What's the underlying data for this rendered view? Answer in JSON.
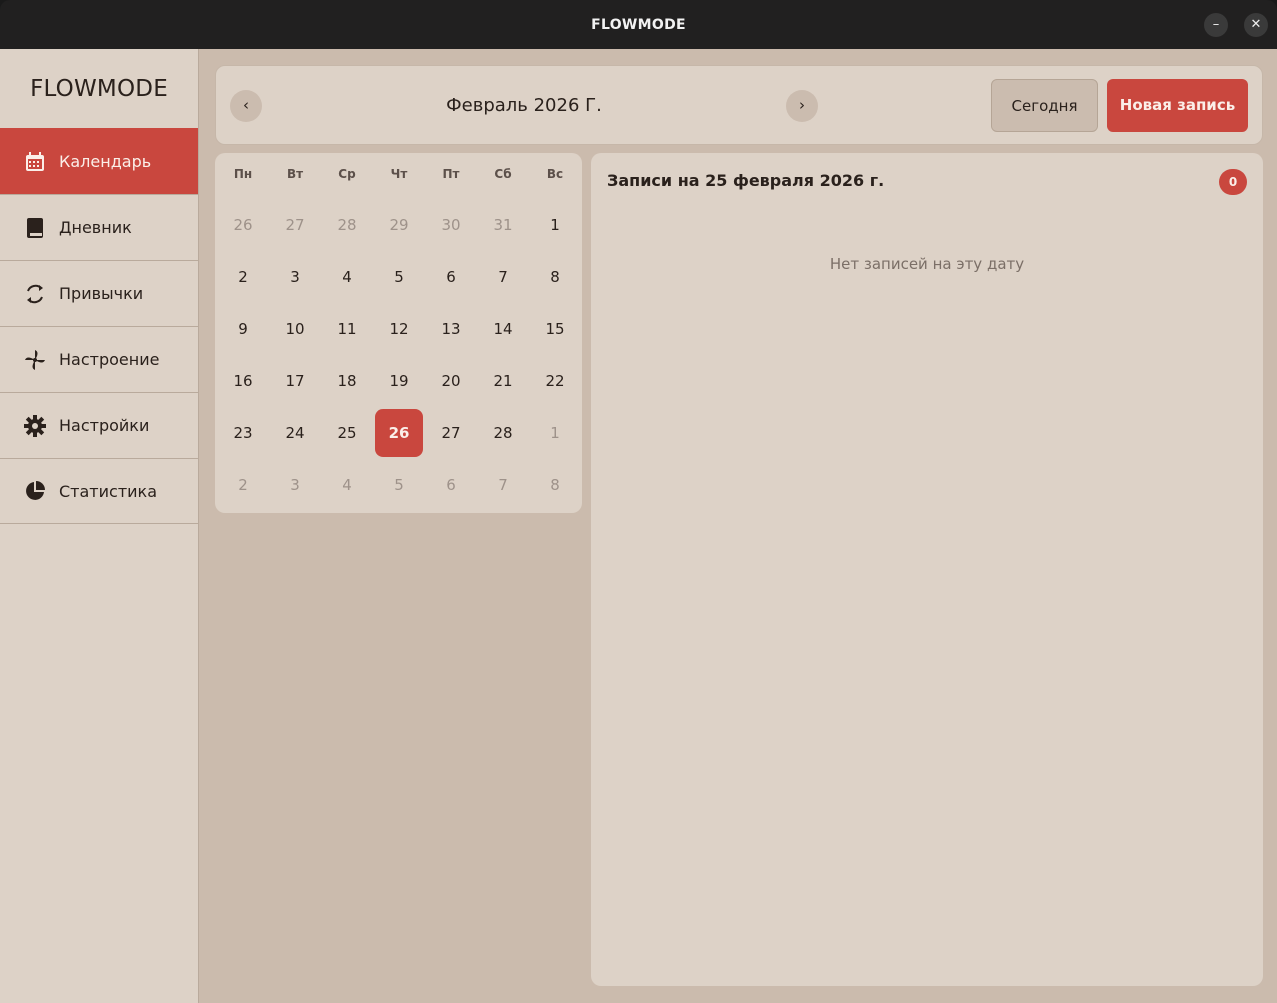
{
  "window": {
    "title": "FLOWMODE",
    "minimize": "–",
    "close": "✕"
  },
  "sidebar": {
    "brand": "FLOWMODE",
    "items": [
      {
        "label": "Календарь",
        "icon": "calendar-icon",
        "active": true
      },
      {
        "label": "Дневник",
        "icon": "book-icon",
        "active": false
      },
      {
        "label": "Привычки",
        "icon": "refresh-icon",
        "active": false
      },
      {
        "label": "Настроение",
        "icon": "pinwheel-icon",
        "active": false
      },
      {
        "label": "Настройки",
        "icon": "gear-icon",
        "active": false
      },
      {
        "label": "Статистика",
        "icon": "pie-chart-icon",
        "active": false
      }
    ]
  },
  "header": {
    "prev": "‹",
    "next": "›",
    "month": "Февраль 2026 Г.",
    "today_label": "Сегодня",
    "new_entry_label": "Новая запись"
  },
  "calendar": {
    "weekdays": [
      "Пн",
      "Вт",
      "Ср",
      "Чт",
      "Пт",
      "Сб",
      "Вс"
    ],
    "weeks": [
      [
        {
          "d": "26",
          "m": true
        },
        {
          "d": "27",
          "m": true
        },
        {
          "d": "28",
          "m": true
        },
        {
          "d": "29",
          "m": true
        },
        {
          "d": "30",
          "m": true
        },
        {
          "d": "31",
          "m": true
        },
        {
          "d": "1",
          "m": false
        }
      ],
      [
        {
          "d": "2",
          "m": false
        },
        {
          "d": "3",
          "m": false
        },
        {
          "d": "4",
          "m": false
        },
        {
          "d": "5",
          "m": false
        },
        {
          "d": "6",
          "m": false
        },
        {
          "d": "7",
          "m": false
        },
        {
          "d": "8",
          "m": false
        }
      ],
      [
        {
          "d": "9",
          "m": false
        },
        {
          "d": "10",
          "m": false
        },
        {
          "d": "11",
          "m": false
        },
        {
          "d": "12",
          "m": false
        },
        {
          "d": "13",
          "m": false
        },
        {
          "d": "14",
          "m": false
        },
        {
          "d": "15",
          "m": false
        }
      ],
      [
        {
          "d": "16",
          "m": false
        },
        {
          "d": "17",
          "m": false
        },
        {
          "d": "18",
          "m": false
        },
        {
          "d": "19",
          "m": false
        },
        {
          "d": "20",
          "m": false
        },
        {
          "d": "21",
          "m": false
        },
        {
          "d": "22",
          "m": false
        }
      ],
      [
        {
          "d": "23",
          "m": false
        },
        {
          "d": "24",
          "m": false
        },
        {
          "d": "25",
          "m": false
        },
        {
          "d": "26",
          "m": false,
          "sel": true
        },
        {
          "d": "27",
          "m": false
        },
        {
          "d": "28",
          "m": false
        },
        {
          "d": "1",
          "m": true
        }
      ],
      [
        {
          "d": "2",
          "m": true
        },
        {
          "d": "3",
          "m": true
        },
        {
          "d": "4",
          "m": true
        },
        {
          "d": "5",
          "m": true
        },
        {
          "d": "6",
          "m": true
        },
        {
          "d": "7",
          "m": true
        },
        {
          "d": "8",
          "m": true
        }
      ]
    ]
  },
  "entries": {
    "title": "Записи на 25 февраля 2026 г.",
    "count": "0",
    "empty_text": "Нет записей на эту дату"
  },
  "colors": {
    "accent": "#c9473e",
    "panel": "#ddd2c7",
    "background": "#cbbbad"
  }
}
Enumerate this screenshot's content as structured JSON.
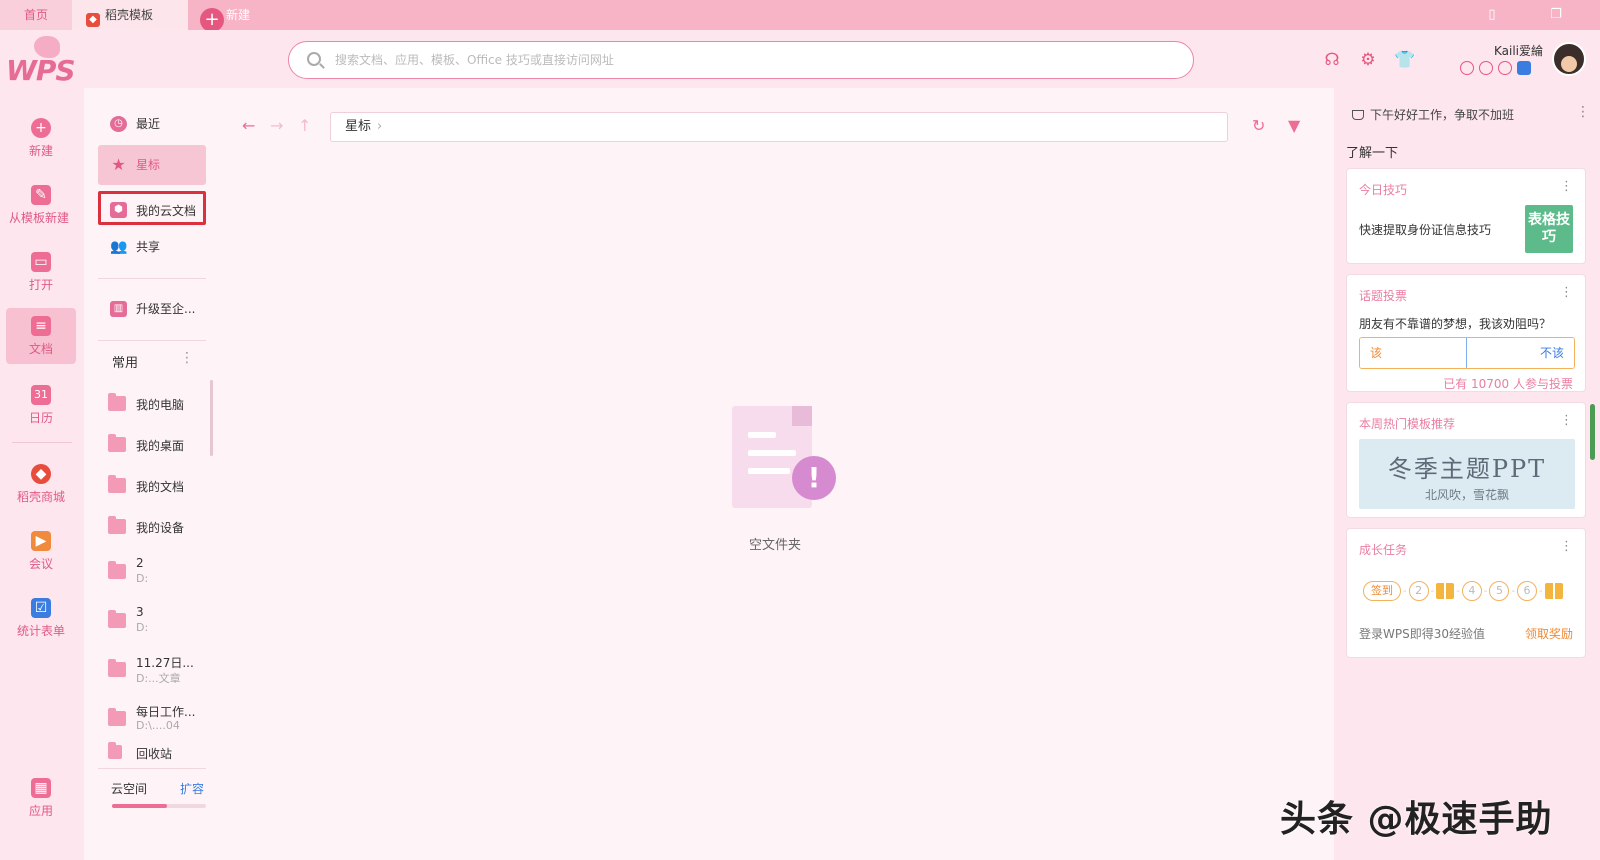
{
  "tabs": {
    "home": "首页",
    "template": "稻壳模板",
    "new": "新建"
  },
  "header": {
    "logo": "WPS",
    "search_placeholder": "搜索文档、应用、模板、Office 技巧或直接访问网址",
    "username": "Kaili爱綸"
  },
  "rail": {
    "new": "新建",
    "from_template": "从模板新建",
    "open": "打开",
    "docs": "文档",
    "calendar": "日历",
    "calendar_day": "31",
    "store": "稻壳商城",
    "meeting": "会议",
    "forms": "统计表单",
    "apps": "应用"
  },
  "sidebar": {
    "recent": "最近",
    "starred": "星标",
    "cloud_docs": "我的云文档",
    "shared": "共享",
    "upgrade": "升级至企...",
    "common_label": "常用",
    "folders": [
      {
        "name": "我的电脑",
        "path": ""
      },
      {
        "name": "我的桌面",
        "path": ""
      },
      {
        "name": "我的文档",
        "path": ""
      },
      {
        "name": "我的设备",
        "path": ""
      },
      {
        "name": "2",
        "path": "D:"
      },
      {
        "name": "3",
        "path": "D:"
      },
      {
        "name": "11.27日...",
        "path": "D:...文章"
      },
      {
        "name": "每日工作...",
        "path": "D:\\....04"
      }
    ],
    "trash": "回收站",
    "cloud_space": "云空间",
    "expand": "扩容",
    "cloud_usage_fraction": 0.58
  },
  "main": {
    "path": "星标",
    "empty_text": "空文件夹"
  },
  "right_panel": {
    "greeting": "下午好好工作，争取不加班",
    "learn": "了解一下",
    "tip": {
      "title": "今日技巧",
      "text": "快速提取身份证信息技巧",
      "image_text": "表格技巧"
    },
    "vote": {
      "title": "话题投票",
      "question": "朋友有不靠谱的梦想，我该劝阻吗？",
      "yes": "该",
      "no": "不该",
      "count": "已有 10700 人参与投票"
    },
    "templates": {
      "title": "本周热门模板推荐",
      "tpl_title": "冬季主题PPT",
      "tpl_sub": "北风吹，雪花飘"
    },
    "tasks": {
      "title": "成长任务",
      "checkin": "签到",
      "steps": [
        "2",
        "4",
        "5",
        "6"
      ],
      "text": "登录WPS即得30经验值",
      "claim": "领取奖励"
    }
  },
  "watermark": "头条 @极速手助",
  "colors": {
    "accent": "#e6577f",
    "active_bg": "#f7c6d5",
    "highlight_box": "#d9323e"
  }
}
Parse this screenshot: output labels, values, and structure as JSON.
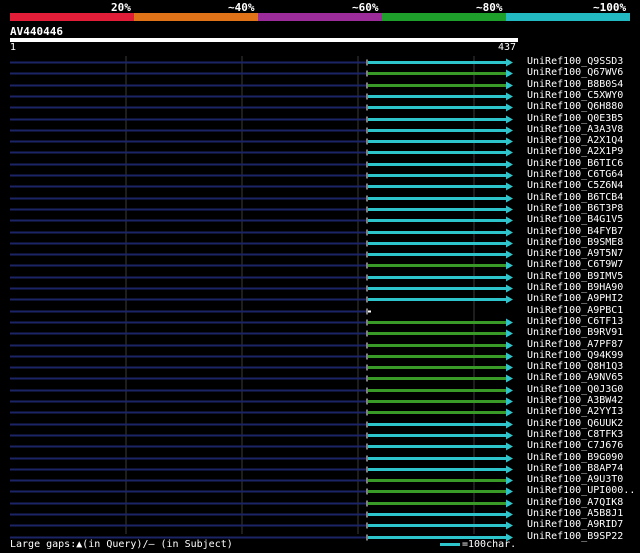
{
  "identity_scale": {
    "labels": [
      "20%",
      "~40%",
      "~60%",
      "~80%",
      "~100%"
    ],
    "colors": [
      "#e21d38",
      "#e07318",
      "#9c2c99",
      "#1e9e2a",
      "#22b9c2"
    ]
  },
  "query": {
    "name": "AV440446",
    "start": "1",
    "end": "437"
  },
  "colors": {
    "cyan": "#2ec4cc",
    "green": "#3a9a28",
    "navy": "#1b2466",
    "white": "#ffffff",
    "grid": "#3a3a3a"
  },
  "hits": [
    {
      "label": "UniRef100_Q9SSD3",
      "color": "cyan"
    },
    {
      "label": "UniRef100_Q67WV6",
      "color": "green"
    },
    {
      "label": "UniRef100_B8B0S4",
      "color": "green"
    },
    {
      "label": "UniRef100_C5XWY0",
      "color": "cyan"
    },
    {
      "label": "UniRef100_Q6H880",
      "color": "cyan"
    },
    {
      "label": "UniRef100_Q0E3B5",
      "color": "cyan"
    },
    {
      "label": "UniRef100_A3A3V8",
      "color": "cyan"
    },
    {
      "label": "UniRef100_A2X1Q4",
      "color": "cyan"
    },
    {
      "label": "UniRef100_A2X1P9",
      "color": "cyan"
    },
    {
      "label": "UniRef100_B6TIC6",
      "color": "cyan"
    },
    {
      "label": "UniRef100_C6TG64",
      "color": "cyan"
    },
    {
      "label": "UniRef100_C5Z6N4",
      "color": "cyan"
    },
    {
      "label": "UniRef100_B6TCB4",
      "color": "cyan"
    },
    {
      "label": "UniRef100_B6T3P8",
      "color": "cyan"
    },
    {
      "label": "UniRef100_B4G1V5",
      "color": "cyan"
    },
    {
      "label": "UniRef100_B4FYB7",
      "color": "cyan"
    },
    {
      "label": "UniRef100_B9SME8",
      "color": "cyan"
    },
    {
      "label": "UniRef100_A9T5N7",
      "color": "cyan"
    },
    {
      "label": "UniRef100_C6T9W7",
      "color": "green"
    },
    {
      "label": "UniRef100_B9IMV5",
      "color": "cyan"
    },
    {
      "label": "UniRef100_B9HA90",
      "color": "cyan"
    },
    {
      "label": "UniRef100_A9PHI2",
      "color": "cyan"
    },
    {
      "label": "UniRef100_A9PBC1",
      "color": "white"
    },
    {
      "label": "UniRef100_C6TF13",
      "color": "green"
    },
    {
      "label": "UniRef100_B9RV91",
      "color": "green"
    },
    {
      "label": "UniRef100_A7PF87",
      "color": "green"
    },
    {
      "label": "UniRef100_Q94K99",
      "color": "green"
    },
    {
      "label": "UniRef100_Q8H1Q3",
      "color": "green"
    },
    {
      "label": "UniRef100_A9NV65",
      "color": "green"
    },
    {
      "label": "UniRef100_Q0J3G0",
      "color": "green"
    },
    {
      "label": "UniRef100_A3BW42",
      "color": "green"
    },
    {
      "label": "UniRef100_A2YYI3",
      "color": "green"
    },
    {
      "label": "UniRef100_Q6UUK2",
      "color": "cyan"
    },
    {
      "label": "UniRef100_C8TFK3",
      "color": "cyan"
    },
    {
      "label": "UniRef100_C7J676",
      "color": "cyan"
    },
    {
      "label": "UniRef100_B9G090",
      "color": "cyan"
    },
    {
      "label": "UniRef100_B8AP74",
      "color": "cyan"
    },
    {
      "label": "UniRef100_A9U3T0",
      "color": "green"
    },
    {
      "label": "UniRef100_UPI000..",
      "color": "green"
    },
    {
      "label": "UniRef100_A7QIK8",
      "color": "green"
    },
    {
      "label": "UniRef100_A5B8J1",
      "color": "cyan"
    },
    {
      "label": "UniRef100_A9RID7",
      "color": "cyan"
    },
    {
      "label": "UniRef100_B9SP22",
      "color": "cyan"
    }
  ],
  "legend": {
    "gaps_text": "Large gaps:▲(in Query)/– (in Subject)",
    "scale_text": "=100char."
  }
}
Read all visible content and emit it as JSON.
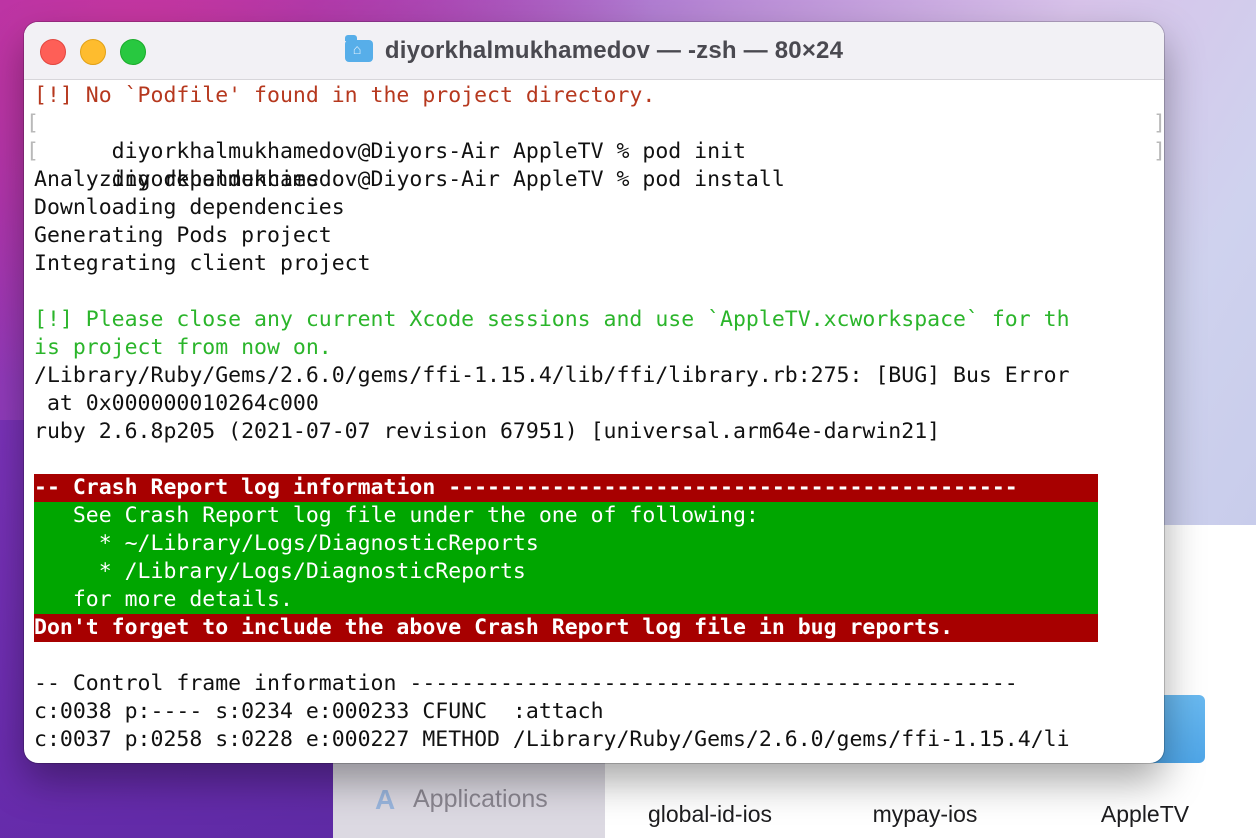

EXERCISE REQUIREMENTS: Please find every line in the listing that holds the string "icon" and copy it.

COMPLETED EXERCISE:
        "icon": "calendar-icon",
        "icon": "book-icon",
        "icon": "refresh-icon",
        "icon": "pinwheel-icon",
        "icon": "gear-icon",
        "icon": "pie-chart-icon",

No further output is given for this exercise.